“The variety of food that we offer at our venues is significant and people like to shop and see what’s available and they’re OK leaving their seats for a bit to find a particular food item they might be seeking out,” said Shawn Mattox, Sportservice’s vice president of operations. “Our partners have always done a great job, whether it’s through technology or TV, to keep the connection with what’s happening on the field while people shop.”

On the retail side, Sportservice is in the early stages of improving traffic flow at the team store on the ground floor of the Western Metals Building, a 114-year-old structure in left field that was incorporated into the original ballpark design. The team store is another part of Petco Park that hasn’t really been touched over the past 20 years, Momberg said.

The upcoming remodel, a two-year project starting this season, should help resolve long wait times in terms of the sheer number of people making transactions in the team store, Butler said.
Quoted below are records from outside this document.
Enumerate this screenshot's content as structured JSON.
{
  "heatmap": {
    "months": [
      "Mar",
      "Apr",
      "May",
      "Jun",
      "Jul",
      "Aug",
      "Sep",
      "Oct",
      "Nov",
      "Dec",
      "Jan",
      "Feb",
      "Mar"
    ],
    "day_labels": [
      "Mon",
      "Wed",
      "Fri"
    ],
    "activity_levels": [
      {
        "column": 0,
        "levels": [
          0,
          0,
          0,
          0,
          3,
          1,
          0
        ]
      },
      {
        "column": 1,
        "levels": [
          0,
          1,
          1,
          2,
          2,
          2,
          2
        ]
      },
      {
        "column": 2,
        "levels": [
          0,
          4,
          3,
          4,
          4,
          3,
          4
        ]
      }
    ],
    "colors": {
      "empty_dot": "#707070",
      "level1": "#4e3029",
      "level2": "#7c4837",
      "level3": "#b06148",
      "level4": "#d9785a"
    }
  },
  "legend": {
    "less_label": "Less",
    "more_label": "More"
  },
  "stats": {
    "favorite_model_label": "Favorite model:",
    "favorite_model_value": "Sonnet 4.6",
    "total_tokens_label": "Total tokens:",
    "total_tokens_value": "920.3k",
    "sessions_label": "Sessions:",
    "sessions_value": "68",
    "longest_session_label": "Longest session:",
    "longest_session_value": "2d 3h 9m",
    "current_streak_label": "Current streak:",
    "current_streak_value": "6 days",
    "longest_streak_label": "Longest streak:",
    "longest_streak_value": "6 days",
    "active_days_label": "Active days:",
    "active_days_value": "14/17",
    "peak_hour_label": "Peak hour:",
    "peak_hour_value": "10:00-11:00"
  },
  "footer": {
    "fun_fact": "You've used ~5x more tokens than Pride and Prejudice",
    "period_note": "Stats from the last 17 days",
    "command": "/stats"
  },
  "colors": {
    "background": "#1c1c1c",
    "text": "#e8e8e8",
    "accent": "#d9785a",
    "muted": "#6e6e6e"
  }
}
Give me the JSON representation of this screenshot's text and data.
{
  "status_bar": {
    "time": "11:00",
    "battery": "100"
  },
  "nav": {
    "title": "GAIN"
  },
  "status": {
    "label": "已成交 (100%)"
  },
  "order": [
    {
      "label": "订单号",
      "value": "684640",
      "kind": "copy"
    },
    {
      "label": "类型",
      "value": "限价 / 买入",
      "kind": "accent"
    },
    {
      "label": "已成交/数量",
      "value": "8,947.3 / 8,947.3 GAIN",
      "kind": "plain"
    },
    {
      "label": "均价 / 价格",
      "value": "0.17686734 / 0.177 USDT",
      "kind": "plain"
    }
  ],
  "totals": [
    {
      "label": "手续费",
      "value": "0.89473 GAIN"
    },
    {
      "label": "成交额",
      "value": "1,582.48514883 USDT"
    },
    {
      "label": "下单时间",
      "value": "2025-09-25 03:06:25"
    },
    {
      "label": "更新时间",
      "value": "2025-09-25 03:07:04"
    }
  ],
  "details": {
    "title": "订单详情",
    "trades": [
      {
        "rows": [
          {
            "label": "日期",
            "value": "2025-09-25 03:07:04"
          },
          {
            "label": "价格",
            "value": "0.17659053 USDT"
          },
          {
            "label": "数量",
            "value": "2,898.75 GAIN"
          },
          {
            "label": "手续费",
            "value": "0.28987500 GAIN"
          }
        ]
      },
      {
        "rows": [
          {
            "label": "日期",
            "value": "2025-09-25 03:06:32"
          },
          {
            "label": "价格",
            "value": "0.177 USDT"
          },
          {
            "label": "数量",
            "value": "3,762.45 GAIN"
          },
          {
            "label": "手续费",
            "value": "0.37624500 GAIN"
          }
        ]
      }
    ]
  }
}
The challenge is to make those adjustments without touching the exterior doors and walls protected under historic landmark status.

Any changes to the interior must be approved by the city and the exterior is hand-off, he said.

“There are ways we can continue to provide softer elements in the team store to give it a modern touch while being respectful of the history and how it can be incorporated organically without taking away from it,” Momberg said. “Our intention is to breathe some new life into it to make it as nice as the rest of the ballpark.”